-------- DATA TO PROCESS --------

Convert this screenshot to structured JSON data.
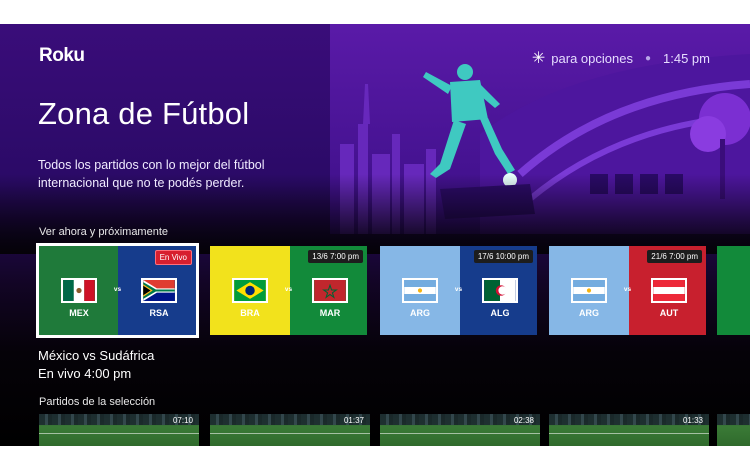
{
  "brand": "Roku",
  "top_bar": {
    "options_label": "para opciones",
    "clock": "1:45 pm"
  },
  "hero": {
    "title": "Zona de Fútbol",
    "description": "Todos los partidos con lo mejor del fútbol internacional que no te podés perder."
  },
  "sections": {
    "upcoming_label": "Ver ahora y próximamente",
    "highlights_label": "Partidos de la selección"
  },
  "matches": [
    {
      "home": "MEX",
      "away": "RSA",
      "badge": "En Vivo",
      "badge_type": "live",
      "home_color": "#1f7a3a",
      "away_color": "#163c8c"
    },
    {
      "home": "BRA",
      "away": "MAR",
      "badge": "13/6 7:00 pm",
      "badge_type": "time",
      "home_color": "#f2e21c",
      "away_color": "#128a3a"
    },
    {
      "home": "ARG",
      "away": "ALG",
      "badge": "17/6 10:00 pm",
      "badge_type": "time",
      "home_color": "#86b7e6",
      "away_color": "#163c8c"
    },
    {
      "home": "ARG",
      "away": "AUT",
      "badge": "21/6 7:00 pm",
      "badge_type": "time",
      "home_color": "#86b7e6",
      "away_color": "#c8202e"
    }
  ],
  "selected_match": {
    "title": "México vs Sudáfrica",
    "time": "En vivo 4:00 pm"
  },
  "vs_label": "vs",
  "highlights": [
    {
      "duration": "07:10"
    },
    {
      "duration": "01:37"
    },
    {
      "duration": "02:38"
    },
    {
      "duration": "01:33"
    }
  ],
  "icons": [
    "asterisk-icon"
  ]
}
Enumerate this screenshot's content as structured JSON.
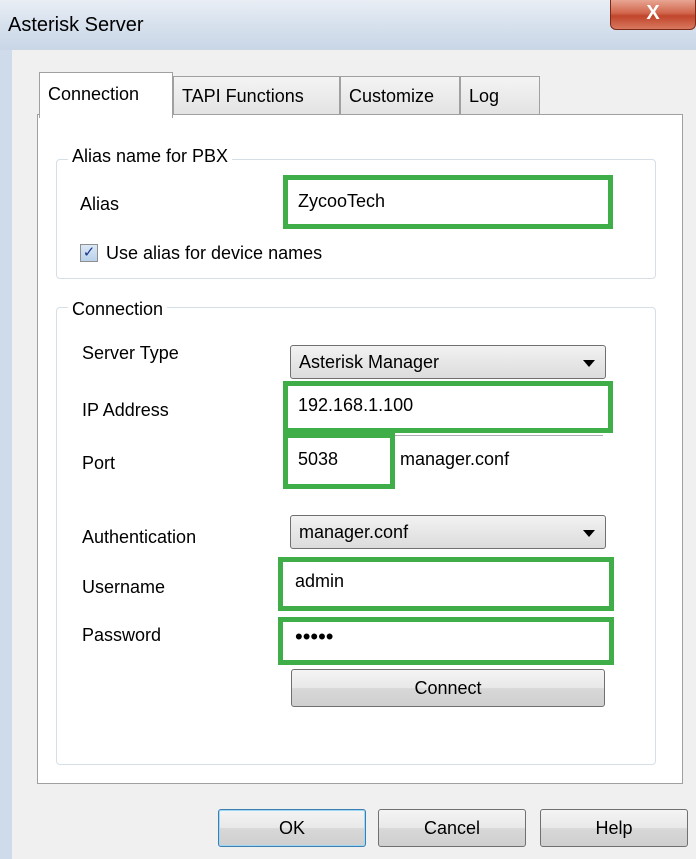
{
  "window": {
    "title": "Asterisk Server",
    "close_label": "X"
  },
  "tabs": [
    {
      "label": "Connection",
      "active": true
    },
    {
      "label": "TAPI Functions",
      "active": false
    },
    {
      "label": "Customize",
      "active": false
    },
    {
      "label": "Log",
      "active": false
    }
  ],
  "alias_group": {
    "legend": "Alias name for PBX",
    "alias_label": "Alias",
    "alias_value": "ZycooTech",
    "use_alias_label": "Use alias for device names",
    "use_alias_checked": true,
    "check_glyph": "✓"
  },
  "connection_group": {
    "legend": "Connection",
    "server_type_label": "Server Type",
    "server_type_value": "Asterisk Manager",
    "ip_label": "IP Address",
    "ip_value": "192.168.1.100",
    "port_label": "Port",
    "port_value": "5038",
    "port_hint": "manager.conf",
    "auth_label": "Authentication",
    "auth_value": "manager.conf",
    "username_label": "Username",
    "username_value": "admin",
    "password_label": "Password",
    "password_value": "•••••",
    "connect_label": "Connect"
  },
  "footer": {
    "ok_label": "OK",
    "cancel_label": "Cancel",
    "help_label": "Help"
  },
  "colors": {
    "highlight": "#3fae49",
    "titlebar": "#d8e2ee",
    "close_button": "#c0452b"
  }
}
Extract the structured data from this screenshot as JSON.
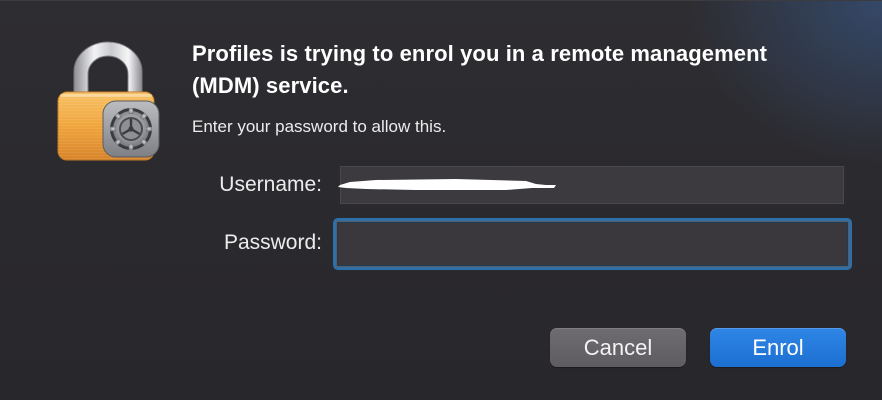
{
  "dialog": {
    "title": "Profiles is trying to enrol you in a remote management (MDM) service.",
    "message": "Enter your password to allow this.",
    "icon": "lock-icon",
    "badge_icon": "system-preferences-gear-icon"
  },
  "form": {
    "username_label": "Username:",
    "username_value": "",
    "username_redacted": true,
    "password_label": "Password:",
    "password_value": ""
  },
  "buttons": {
    "cancel_label": "Cancel",
    "enrol_label": "Enrol"
  },
  "colors": {
    "background": "#2a292d",
    "accent": "#1c6fd0",
    "focus_ring": "#2d6fa8",
    "lock_gold": "#f0a33c"
  }
}
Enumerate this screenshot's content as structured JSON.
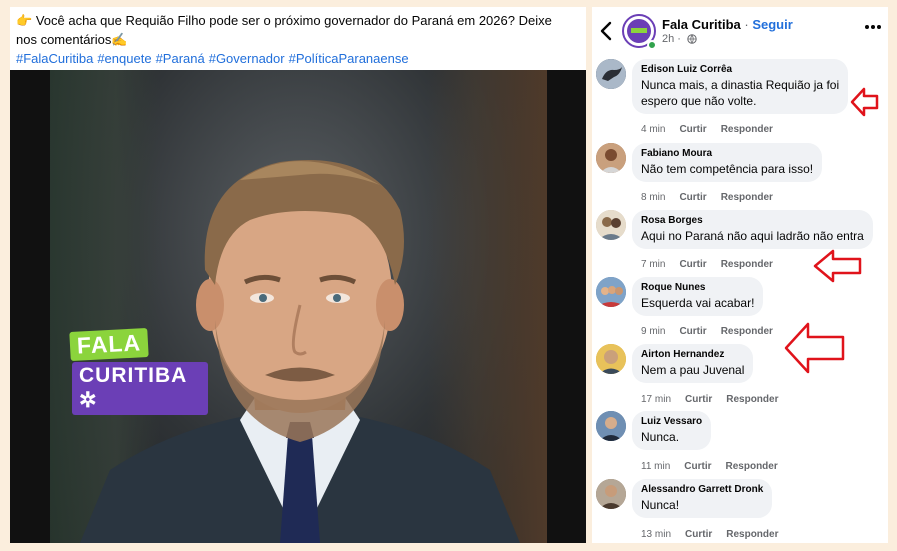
{
  "post": {
    "caption_emoji": "👉",
    "caption_text": "Você acha que Requião Filho pode ser o próximo governador do Paraná em 2026? Deixe nos comentários✍️",
    "hashtags": [
      "#FalaCuritiba",
      "#enquete",
      "#Paraná",
      "#Governador",
      "#PolíticaParanaense"
    ],
    "logo_line1": "FALA",
    "logo_line2": "CURITIBA ✲"
  },
  "header": {
    "page_name": "Fala Curitiba",
    "separator": " · ",
    "follow_label": "Seguir",
    "time": "2h ·"
  },
  "comments": [
    {
      "author": "Edison Luiz Corrêa",
      "text_lines": [
        "Nunca mais, a dinastia Requião ja foi",
        "espero que não volte."
      ],
      "time": "4 min",
      "like": "Curtir",
      "reply": "Responder",
      "avatar_color": "#3b4a5c"
    },
    {
      "author": "Fabiano Moura",
      "text_lines": [
        "Não tem competência para isso!"
      ],
      "time": "8 min",
      "like": "Curtir",
      "reply": "Responder",
      "avatar_color": "#9c6a4a"
    },
    {
      "author": "Rosa Borges",
      "text_lines": [
        "Aqui no Paraná  não aqui ladrão não entra"
      ],
      "time": "7 min",
      "like": "Curtir",
      "reply": "Responder",
      "avatar_color": "#c8b49a"
    },
    {
      "author": "Roque Nunes",
      "text_lines": [
        "Esquerda vai acabar!"
      ],
      "time": "9 min",
      "like": "Curtir",
      "reply": "Responder",
      "avatar_color": "#5a7fa8"
    },
    {
      "author": "Airton Hernandez",
      "text_lines": [
        "Nem a pau Juvenal"
      ],
      "time": "17 min",
      "like": "Curtir",
      "reply": "Responder",
      "avatar_color": "#d4a93a"
    },
    {
      "author": "Luiz Vessaro",
      "text_lines": [
        "Nunca."
      ],
      "time": "11 min",
      "like": "Curtir",
      "reply": "Responder",
      "avatar_color": "#4d6f96"
    },
    {
      "author": "Alessandro Garrett Dronk",
      "text_lines": [
        "Nunca!"
      ],
      "time": "13 min",
      "like": "Curtir",
      "reply": "Responder",
      "avatar_color": "#7a6a5a"
    }
  ],
  "colors": {
    "accent": "#216fdb",
    "brand_purple": "#6b3fb6",
    "brand_green": "#8bd43c",
    "arrow_red": "#e0131b",
    "page_bg": "#fbeedd"
  }
}
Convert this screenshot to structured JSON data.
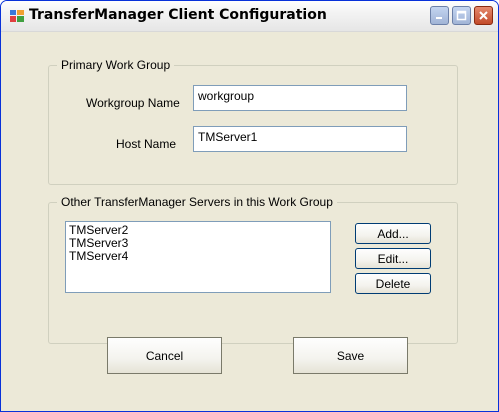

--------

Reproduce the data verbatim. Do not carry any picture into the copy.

Convert this screenshot to structured JSON data.
{
  "brand": "Roku",
  "top_bar": {
    "options_label": "para opciones",
    "clock": "1:45 pm"
  },
  "hero": {
    "title": "Zona de Fútbol",
    "description": "Todos los partidos con lo mejor del fútbol internacional que no te podés perder."
  },
  "sections": {
    "upcoming_label": "Ver ahora y próximamente",
    "highlights_label": "Partidos de la selección"
  },
  "matches": [
    {
      "home": "MEX",
      "away": "RSA",
      "badge": "En Vivo",
      "badge_type": "live",
      "home_color": "#1f7a3a",
      "away_color": "#163c8c"
    },
    {
      "home": "BRA",
      "away": "MAR",
      "badge": "13/6 7:00 pm",
      "badge_type": "time",
      "home_color": "#f2e21c",
      "away_color": "#128a3a"
    },
    {
      "home": "ARG",
      "away": "ALG",
      "badge": "17/6 10:00 pm",
      "badge_type": "time",
      "home_color": "#86b7e6",
      "away_color": "#163c8c"
    },
    {
      "home": "ARG",
      "away": "AUT",
      "badge": "21/6 7:00 pm",
      "badge_type": "time",
      "home_color": "#86b7e6",
      "away_color": "#c8202e"
    }
  ],
  "selected_match": {
    "title": "México vs Sudáfrica",
    "time": "En vivo 4:00 pm"
  },
  "vs_label": "vs",
  "highlights": [
    {
      "duration": "07:10"
    },
    {
      "duration": "01:37"
    },
    {
      "duration": "02:38"
    },
    {
      "duration": "01:33"
    }
  ],
  "icons": [
    "asterisk-icon"
  ]
}
Enumerate this screenshot's content as structured JSON.
{
  "window": {
    "title": "Asterisk Server",
    "close_label": "X"
  },
  "tabs": [
    {
      "label": "Connection",
      "active": true
    },
    {
      "label": "TAPI Functions",
      "active": false
    },
    {
      "label": "Customize",
      "active": false
    },
    {
      "label": "Log",
      "active": false
    }
  ],
  "alias_group": {
    "legend": "Alias name for PBX",
    "alias_label": "Alias",
    "alias_value": "ZycooTech",
    "use_alias_label": "Use alias for device names",
    "use_alias_checked": true,
    "check_glyph": "✓"
  },
  "connection_group": {
    "legend": "Connection",
    "server_type_label": "Server Type",
    "server_type_value": "Asterisk Manager",
    "ip_label": "IP Address",
    "ip_value": "192.168.1.100",
    "port_label": "Port",
    "port_value": "5038",
    "port_hint": "manager.conf",
    "auth_label": "Authentication",
    "auth_value": "manager.conf",
    "username_label": "Username",
    "username_value": "admin",
    "password_label": "Password",
    "password_value": "•••••",
    "connect_label": "Connect"
  },
  "footer": {
    "ok_label": "OK",
    "cancel_label": "Cancel",
    "help_label": "Help"
  },
  "colors": {
    "highlight": "#3fae49",
    "titlebar": "#d8e2ee",
    "close_button": "#c0452b"
  }
}
Extract the structured data from this screenshot as JSON.
{
  "dialog": {
    "title": "Profiles is trying to enrol you in a remote management (MDM) service.",
    "message": "Enter your password to allow this.",
    "icon": "lock-icon",
    "badge_icon": "system-preferences-gear-icon"
  },
  "form": {
    "username_label": "Username:",
    "username_value": "",
    "username_redacted": true,
    "password_label": "Password:",
    "password_value": ""
  },
  "buttons": {
    "cancel_label": "Cancel",
    "enrol_label": "Enrol"
  },
  "colors": {
    "background": "#2a292d",
    "accent": "#1c6fd0",
    "focus_ring": "#2d6fa8",
    "lock_gold": "#f0a33c"
  }
}
Enumerate this screenshot's content as structured JSON.
{
  "post": {
    "caption_emoji": "👉",
    "caption_text": "Você acha que Requião Filho pode ser o próximo governador do Paraná em 2026? Deixe nos comentários✍️",
    "hashtags": [
      "#FalaCuritiba",
      "#enquete",
      "#Paraná",
      "#Governador",
      "#PolíticaParanaense"
    ],
    "logo_line1": "FALA",
    "logo_line2": "CURITIBA ✲"
  },
  "header": {
    "page_name": "Fala Curitiba",
    "separator": " · ",
    "follow_label": "Seguir",
    "time": "2h ·"
  },
  "comments": [
    {
      "author": "Edison Luiz Corrêa",
      "text_lines": [
        "Nunca mais, a dinastia Requião ja foi",
        "espero que não volte."
      ],
      "time": "4 min",
      "like": "Curtir",
      "reply": "Responder",
      "avatar_color": "#3b4a5c"
    },
    {
      "author": "Fabiano Moura",
      "text_lines": [
        "Não tem competência para isso!"
      ],
      "time": "8 min",
      "like": "Curtir",
      "reply": "Responder",
      "avatar_color": "#9c6a4a"
    },
    {
      "author": "Rosa Borges",
      "text_lines": [
        "Aqui no Paraná  não aqui ladrão não entra"
      ],
      "time": "7 min",
      "like": "Curtir",
      "reply": "Responder",
      "avatar_color": "#c8b49a"
    },
    {
      "author": "Roque Nunes",
      "text_lines": [
        "Esquerda vai acabar!"
      ],
      "time": "9 min",
      "like": "Curtir",
      "reply": "Responder",
      "avatar_color": "#5a7fa8"
    },
    {
      "author": "Airton Hernandez",
      "text_lines": [
        "Nem a pau Juvenal"
      ],
      "time": "17 min",
      "like": "Curtir",
      "reply": "Responder",
      "avatar_color": "#d4a93a"
    },
    {
      "author": "Luiz Vessaro",
      "text_lines": [
        "Nunca."
      ],
      "time": "11 min",
      "like": "Curtir",
      "reply": "Responder",
      "avatar_color": "#4d6f96"
    },
    {
      "author": "Alessandro Garrett Dronk",
      "text_lines": [
        "Nunca!"
      ],
      "time": "13 min",
      "like": "Curtir",
      "reply": "Responder",
      "avatar_color": "#7a6a5a"
    }
  ],
  "colors": {
    "accent": "#216fdb",
    "brand_purple": "#6b3fb6",
    "brand_green": "#8bd43c",
    "arrow_red": "#e0131b",
    "page_bg": "#fbeedd"
  }
}
Convert this screenshot to structured JSON data.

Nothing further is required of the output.